* [Material shown]:

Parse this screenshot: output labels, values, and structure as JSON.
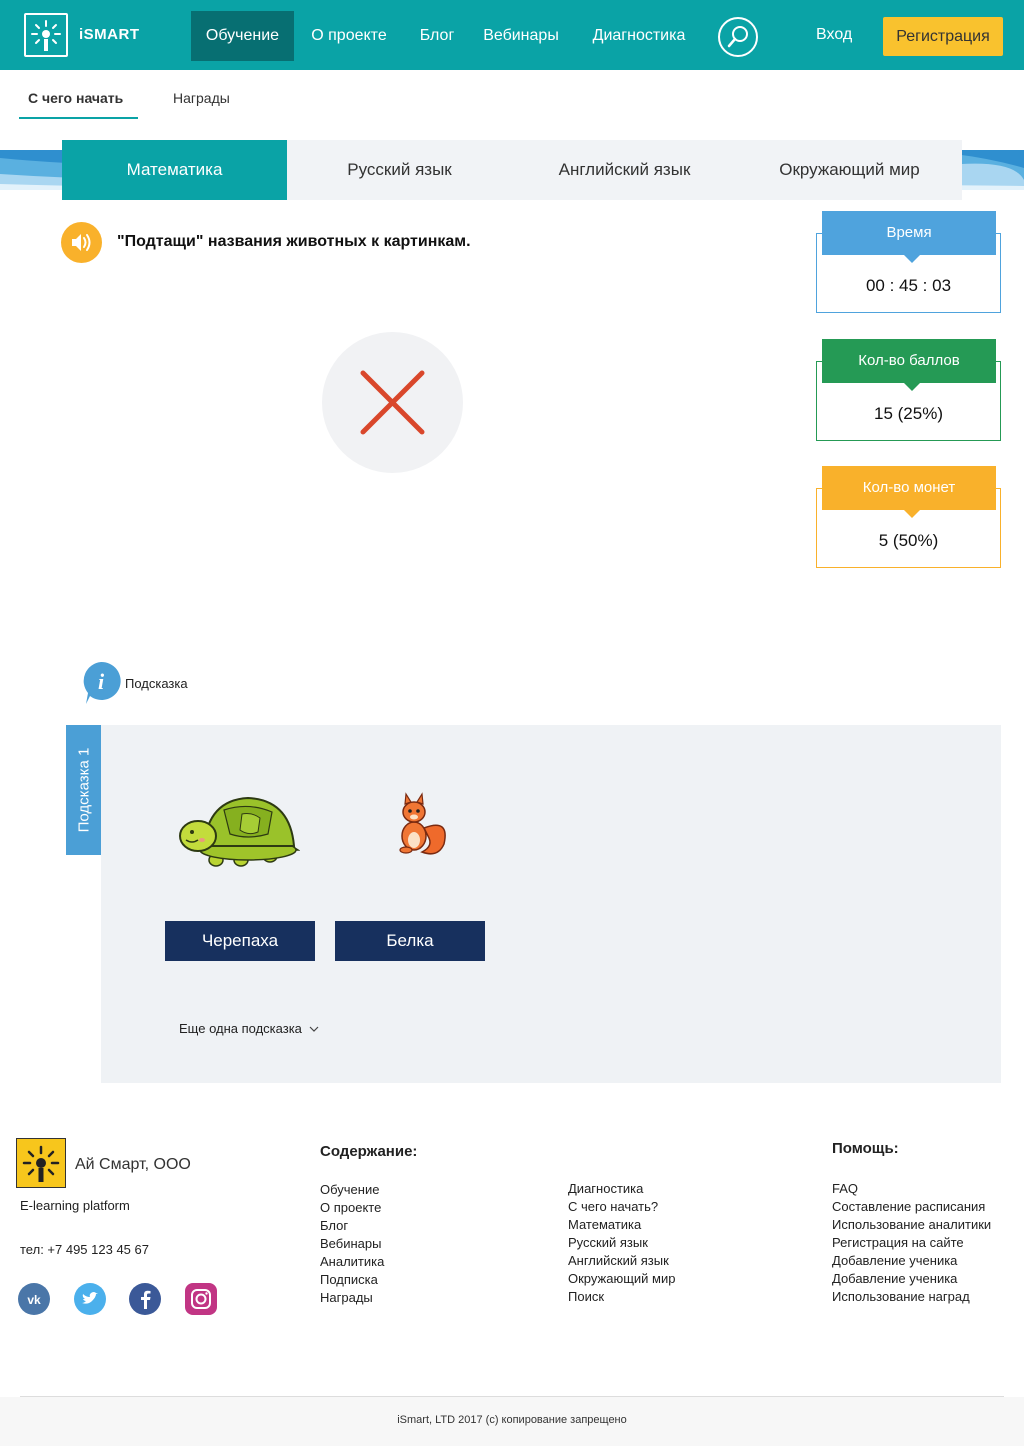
{
  "brand": {
    "name": "iSMART"
  },
  "nav": {
    "items": [
      "Обучение",
      "О проекте",
      "Блог",
      "Вебинары",
      "Диагностика"
    ],
    "login": "Вход",
    "register": "Регистрация"
  },
  "subnav": {
    "items": [
      "С чего начать",
      "Награды"
    ]
  },
  "subjects": [
    "Математика",
    "Русский язык",
    "Английский язык",
    "Окружающий мир"
  ],
  "task": {
    "instruction": "\"Подтащи\" названия животных к картинкам."
  },
  "stats": {
    "time": {
      "label": "Время",
      "value": "00 : 45 : 03",
      "color": "#4fa3dd"
    },
    "points": {
      "label": "Кол-во баллов",
      "value": "15 (25%)",
      "color": "#259a55"
    },
    "coins": {
      "label": "Кол-во монет",
      "value": "5 (50%)",
      "color": "#f9b12b"
    }
  },
  "hint": {
    "label": "Подсказка",
    "tab_label": "Подсказка 1",
    "words": [
      "Черепаха",
      "Белка"
    ],
    "more": "Еще одна подсказка"
  },
  "footer": {
    "company": "Ай Смарт, ООО",
    "tagline": "E-learning platform",
    "phone": "тел: +7 495 123 45 67",
    "content_heading": "Содержание:",
    "content_col1": [
      "Обучение",
      "О проекте",
      "Блог",
      "Вебинары",
      "Аналитика",
      "Подписка",
      "Награды"
    ],
    "content_col2": [
      "Диагностика",
      "С чего начать?",
      "Математика",
      "Русский язык",
      "Английский язык",
      "Окружающий мир",
      "Поиск"
    ],
    "help_heading": "Помощь:",
    "help_items": [
      "FAQ",
      "Составление расписания",
      "Использование аналитики",
      "Регистрация на сайте",
      "Добавление ученика",
      "Добавление ученика",
      "Использование наград"
    ],
    "copyright": "iSmart, LTD 2017 (c) копирование запрещено"
  },
  "colors": {
    "accent": "#0aa3a6",
    "accent_dark": "#076f72",
    "cta": "#f9c22e",
    "wrong": "#d9472b",
    "word_button": "#17305e"
  }
}
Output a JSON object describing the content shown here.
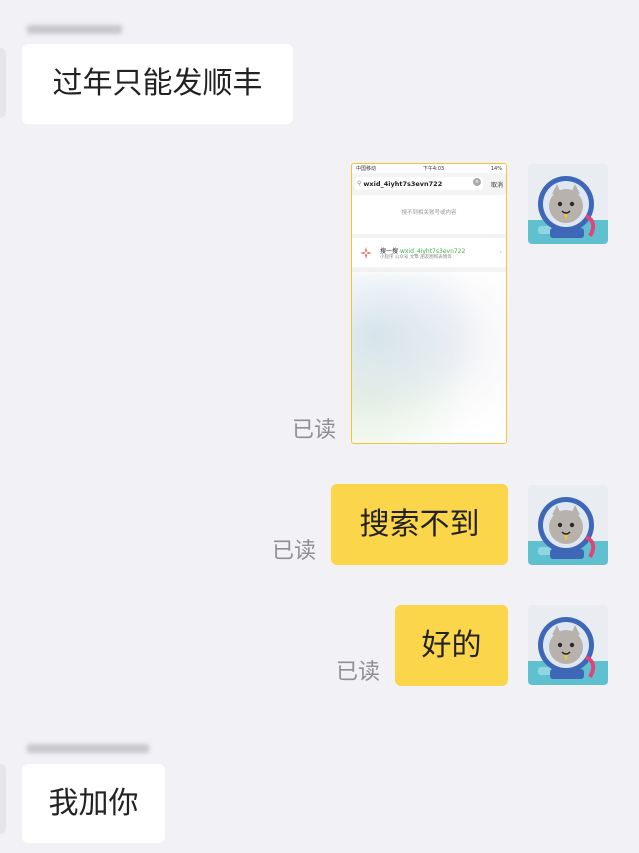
{
  "messages": {
    "m1": {
      "text": "过年只能发顺丰"
    },
    "m2": {
      "read": "已读"
    },
    "m3": {
      "text": "搜索不到",
      "read": "已读"
    },
    "m4": {
      "text": "好的",
      "read": "已读"
    },
    "m5": {
      "text": "我加你"
    }
  },
  "screenshot": {
    "carrier": "中国移动",
    "time": "下午4:03",
    "battery": "14%",
    "search_text": "wxid_4iyht7s3evn722",
    "cancel": "取消",
    "no_result": "搜不到相关账号或内容",
    "result_prefix": "搜一搜",
    "result_query": "wxid_4iyht7s3evn722",
    "result_sub": "小程序  公众号  文章  朋友圈和表情等"
  },
  "colors": {
    "background": "#f1f1f6",
    "incoming_bubble": "#ffffff",
    "outgoing_bubble": "#fcd64a",
    "read_label": "#8e8e93",
    "highlight": "#3fb24b"
  },
  "icons": {
    "avatar": "astronaut-cat-avatar",
    "sogou_logo": "search-one-search-logo"
  }
}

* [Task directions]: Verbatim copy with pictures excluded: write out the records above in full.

* [Reply to the exercise]:
Parse this screenshot: output labels, values, and structure as JSON.
{
  "brand": {
    "name": "iSMART"
  },
  "nav": {
    "items": [
      "Обучение",
      "О проекте",
      "Блог",
      "Вебинары",
      "Диагностика"
    ],
    "login": "Вход",
    "register": "Регистрация"
  },
  "subnav": {
    "items": [
      "С чего начать",
      "Награды"
    ]
  },
  "subjects": [
    "Математика",
    "Русский язык",
    "Английский язык",
    "Окружающий мир"
  ],
  "task": {
    "instruction": "\"Подтащи\" названия животных к картинкам."
  },
  "stats": {
    "time": {
      "label": "Время",
      "value": "00 : 45 : 03",
      "color": "#4fa3dd"
    },
    "points": {
      "label": "Кол-во баллов",
      "value": "15 (25%)",
      "color": "#259a55"
    },
    "coins": {
      "label": "Кол-во монет",
      "value": "5 (50%)",
      "color": "#f9b12b"
    }
  },
  "hint": {
    "label": "Подсказка",
    "tab_label": "Подсказка 1",
    "words": [
      "Черепаха",
      "Белка"
    ],
    "more": "Еще одна подсказка"
  },
  "footer": {
    "company": "Ай Смарт, ООО",
    "tagline": "E-learning platform",
    "phone": "тел: +7 495 123 45 67",
    "content_heading": "Содержание:",
    "content_col1": [
      "Обучение",
      "О проекте",
      "Блог",
      "Вебинары",
      "Аналитика",
      "Подписка",
      "Награды"
    ],
    "content_col2": [
      "Диагностика",
      "С чего начать?",
      "Математика",
      "Русский язык",
      "Английский язык",
      "Окружающий мир",
      "Поиск"
    ],
    "help_heading": "Помощь:",
    "help_items": [
      "FAQ",
      "Составление расписания",
      "Использование аналитики",
      "Регистрация на сайте",
      "Добавление ученика",
      "Добавление ученика",
      "Использование наград"
    ],
    "copyright": "iSmart, LTD 2017 (c) копирование запрещено"
  },
  "colors": {
    "accent": "#0aa3a6",
    "accent_dark": "#076f72",
    "cta": "#f9c22e",
    "wrong": "#d9472b",
    "word_button": "#17305e"
  }
}
Output a JSON object describing the content shown here.
{
  "messages": {
    "m1": {
      "text": "过年只能发顺丰"
    },
    "m2": {
      "read": "已读"
    },
    "m3": {
      "text": "搜索不到",
      "read": "已读"
    },
    "m4": {
      "text": "好的",
      "read": "已读"
    },
    "m5": {
      "text": "我加你"
    }
  },
  "screenshot": {
    "carrier": "中国移动",
    "time": "下午4:03",
    "battery": "14%",
    "search_text": "wxid_4iyht7s3evn722",
    "cancel": "取消",
    "no_result": "搜不到相关账号或内容",
    "result_prefix": "搜一搜",
    "result_query": "wxid_4iyht7s3evn722",
    "result_sub": "小程序  公众号  文章  朋友圈和表情等"
  },
  "colors": {
    "background": "#f1f1f6",
    "incoming_bubble": "#ffffff",
    "outgoing_bubble": "#fcd64a",
    "read_label": "#8e8e93",
    "highlight": "#3fb24b"
  },
  "icons": {
    "avatar": "astronaut-cat-avatar",
    "sogou_logo": "search-one-search-logo"
  }
}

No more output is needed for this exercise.